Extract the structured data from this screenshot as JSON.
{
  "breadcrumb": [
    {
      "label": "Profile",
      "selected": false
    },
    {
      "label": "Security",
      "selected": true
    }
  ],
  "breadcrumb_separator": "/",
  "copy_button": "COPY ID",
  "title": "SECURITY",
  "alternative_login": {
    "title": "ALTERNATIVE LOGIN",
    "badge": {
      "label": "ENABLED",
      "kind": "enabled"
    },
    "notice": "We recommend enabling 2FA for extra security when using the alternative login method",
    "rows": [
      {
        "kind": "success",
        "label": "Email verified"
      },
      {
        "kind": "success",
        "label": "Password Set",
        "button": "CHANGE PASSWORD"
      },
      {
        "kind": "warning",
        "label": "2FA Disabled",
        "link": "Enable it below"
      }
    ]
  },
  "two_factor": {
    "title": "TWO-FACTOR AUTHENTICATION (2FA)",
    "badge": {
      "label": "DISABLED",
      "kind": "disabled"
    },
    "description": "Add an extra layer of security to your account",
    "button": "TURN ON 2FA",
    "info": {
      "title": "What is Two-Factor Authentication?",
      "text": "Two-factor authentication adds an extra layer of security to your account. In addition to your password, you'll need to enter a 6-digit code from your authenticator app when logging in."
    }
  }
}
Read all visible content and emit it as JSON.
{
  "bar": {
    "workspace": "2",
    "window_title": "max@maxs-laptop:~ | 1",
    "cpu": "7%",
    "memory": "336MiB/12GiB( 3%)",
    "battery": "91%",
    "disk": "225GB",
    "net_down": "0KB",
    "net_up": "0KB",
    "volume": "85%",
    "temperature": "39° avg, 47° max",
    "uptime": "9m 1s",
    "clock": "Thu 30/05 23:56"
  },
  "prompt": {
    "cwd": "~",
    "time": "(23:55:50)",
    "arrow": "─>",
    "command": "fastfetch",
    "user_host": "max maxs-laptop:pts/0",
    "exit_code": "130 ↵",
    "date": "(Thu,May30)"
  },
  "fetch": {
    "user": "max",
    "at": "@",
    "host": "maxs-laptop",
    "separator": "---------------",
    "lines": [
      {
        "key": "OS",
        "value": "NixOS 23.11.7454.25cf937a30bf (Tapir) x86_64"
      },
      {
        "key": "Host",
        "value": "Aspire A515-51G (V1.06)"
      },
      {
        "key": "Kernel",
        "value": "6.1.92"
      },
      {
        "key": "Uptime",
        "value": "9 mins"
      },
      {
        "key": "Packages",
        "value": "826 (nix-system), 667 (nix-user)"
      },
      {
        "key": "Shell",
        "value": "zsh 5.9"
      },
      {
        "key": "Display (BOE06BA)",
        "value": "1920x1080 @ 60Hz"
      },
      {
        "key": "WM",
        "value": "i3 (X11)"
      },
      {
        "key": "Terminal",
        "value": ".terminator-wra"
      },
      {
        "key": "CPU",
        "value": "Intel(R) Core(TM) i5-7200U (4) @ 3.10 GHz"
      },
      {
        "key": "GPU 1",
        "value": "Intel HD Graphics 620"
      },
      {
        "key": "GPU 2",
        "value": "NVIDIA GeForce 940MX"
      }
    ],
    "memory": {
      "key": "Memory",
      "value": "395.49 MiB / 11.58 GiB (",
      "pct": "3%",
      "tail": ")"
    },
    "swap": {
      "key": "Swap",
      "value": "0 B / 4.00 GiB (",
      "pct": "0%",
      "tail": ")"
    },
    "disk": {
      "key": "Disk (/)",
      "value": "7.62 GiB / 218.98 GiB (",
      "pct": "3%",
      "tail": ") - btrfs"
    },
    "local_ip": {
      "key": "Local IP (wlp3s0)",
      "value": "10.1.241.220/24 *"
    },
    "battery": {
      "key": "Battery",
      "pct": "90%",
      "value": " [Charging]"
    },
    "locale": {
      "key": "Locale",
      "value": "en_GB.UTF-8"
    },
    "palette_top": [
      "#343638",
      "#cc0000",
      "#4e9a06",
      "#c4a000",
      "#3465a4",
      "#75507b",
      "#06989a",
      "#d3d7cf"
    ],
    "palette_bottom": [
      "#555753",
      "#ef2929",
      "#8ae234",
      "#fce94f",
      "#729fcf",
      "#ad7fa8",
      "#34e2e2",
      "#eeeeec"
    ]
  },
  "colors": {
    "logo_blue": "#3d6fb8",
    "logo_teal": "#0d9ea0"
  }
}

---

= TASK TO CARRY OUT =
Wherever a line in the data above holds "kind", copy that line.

= RESPONSE TO THIS EXERCISE =
      "kind": "enabled"
        "kind": "success",
        "kind": "success",
        "kind": "warning",
      "kind": "disabled"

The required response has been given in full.